Distressed properties: 'Everywhere else, but not here...'
“But ours isn’t a short sale... it’ll be better next spring... But we owe... we paid... we need...”
Brokers who still remain in the business are working hard to refine their bedside manners in the art of delivering bad news. Knowing what a seller paid, owes or is otherwise indebted makes it a difficult task to give the prognosis that no seller wants to hear.
But haven’t there always been highs and lows in the real estate market? What’s so different? (See the accompanying chart.)
Of particular note: Before ’09 the Northwest MLS didn’t even have a checkbox for selecting ‘Bank Owned’ or ‘Short Sale’; it was not a common enough occurance to merit notice. But now, seeing this localized data side-by-side is... disheartening.
Nationally, the entire real estate industry is grappling with levels of distressed properties never before seen. "It's taking so long to get out of this mess because it took us so long to get into this mess,” said Rick Sharga, former senior vice president of RealtyTrac, publishers of the nation’s the largest database of foreclosure, auction and bank-owned homes.
"Unsustainably high home prices exacerbated by what we can only euphemistically call 'really, really interesting lending practices’... led to this,” Sharga said.
Even in Edmonds, Mukilteo and Everett, the 2004 - 2007 glut of unqualified, ‘qualified’ buyers blew hot air into that infamous ‘bubble’ – more like a popped blister oozing everywhere.
“In 2010 there were 2.9 million foreclosure filings, the most ever in history and more than 1 million REO’s sold for the first time... ever.”
And Sharga estimates foreclosures would've been 20 percent higher last year if not for the freeze that resulted from the robo-signing fiasco of last fall.
“We've heard from clients that they've got thousands and thousands of foreclosure actions backed up because they've been told to hold off."
Seventy-five percent of 900,000 REO’s (lender’s vernacular for their own ‘Real Estate Owned’ assets) aren't yet listed for sale. Another 800,000 homes are in the foreclosure process.
But the most dire statistic is that 3.5 million loans are seriously delinquent, indicating a growing backlog that will create a second wave of foreclosures (RealtyTrac).
This "shadow inventory" will slow down a housing market recovery, as monthly foreclosure numbers will remain elevated through at least 2012 and REO inventories will stay high through at least 2013.
"We can’t expect to see home price appreciation until we work through these distressed assets. The housing market is years away from full recovery.”

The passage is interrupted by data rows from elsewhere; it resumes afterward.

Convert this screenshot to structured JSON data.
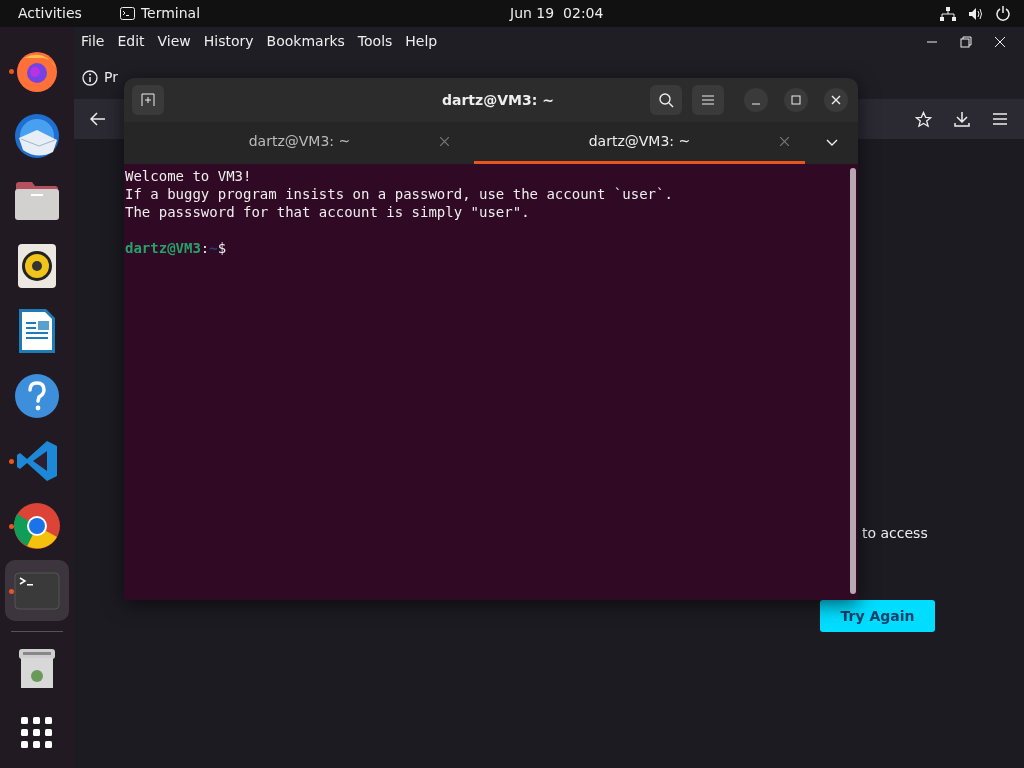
{
  "top_bar": {
    "activities": "Activities",
    "app_name": "Terminal",
    "clock": "Jun 19  02:04"
  },
  "dock": {
    "items": [
      {
        "kind": "firefox",
        "running": true,
        "selected": false
      },
      {
        "kind": "mail",
        "running": false,
        "selected": false
      },
      {
        "kind": "files",
        "running": false,
        "selected": false
      },
      {
        "kind": "speaker",
        "running": false,
        "selected": false
      },
      {
        "kind": "writer",
        "running": false,
        "selected": false
      },
      {
        "kind": "help",
        "running": false,
        "selected": false
      },
      {
        "kind": "code",
        "running": true,
        "selected": false
      },
      {
        "kind": "chrome",
        "running": true,
        "selected": false
      },
      {
        "kind": "terminal",
        "running": true,
        "selected": true
      },
      {
        "kind": "trash",
        "running": false,
        "selected": false
      },
      {
        "kind": "apps",
        "running": false,
        "selected": false
      }
    ]
  },
  "browser": {
    "menu": [
      "File",
      "Edit",
      "View",
      "History",
      "Bookmarks",
      "Tools",
      "Help"
    ],
    "tab_label": "Pr",
    "message": "to access",
    "button": "Try Again"
  },
  "terminal": {
    "title": "dartz@VM3: ~",
    "tabs": [
      {
        "label": "dartz@VM3: ~",
        "selected": false
      },
      {
        "label": "dartz@VM3: ~",
        "selected": true
      }
    ],
    "lines": [
      "Welcome to VM3!",
      "If a buggy program insists on a password, use the account `user`.",
      "The passsword for that account is simply \"user\"."
    ],
    "prompt": {
      "user_host": "dartz@VM3",
      "separator": ":",
      "path": "~",
      "symbol": "$"
    }
  }
}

Local statistics show that we’re not immune from this growing percentage of distressed property sales – 44 percent, 50 percent, 71 percent in the last 90 days of sales have been distressed properties, a big increase over the same 90 day period last year.
The only bright spot in this gloomy forecast is that diligent buyers previously shut out from the American Dream are thrilled to be home shopping. Even though lending restrictions are tight, ‘Mary and Ted’ who’ve watched their credit like hawks, are being approved for mortgages at unheard of rates below 4 percent. It’s a slim silver lining for a few – amidst storm clouds for so many, many others.
Taking a hard, realistic look at the bigger picture may help sellers in their decision whether to sell or not right now.
Perhaps, only possibly... the known of today may look better than the ‘not-looking-so-good’ spring of 2012.Elizabeth Erickson is owner and designated broker of Gallery Homes Real Estate. Contact her at email@example.com or at the office: 425-212-4300 or direct: 425-508-1405, or go to www.galleryhomesre.com.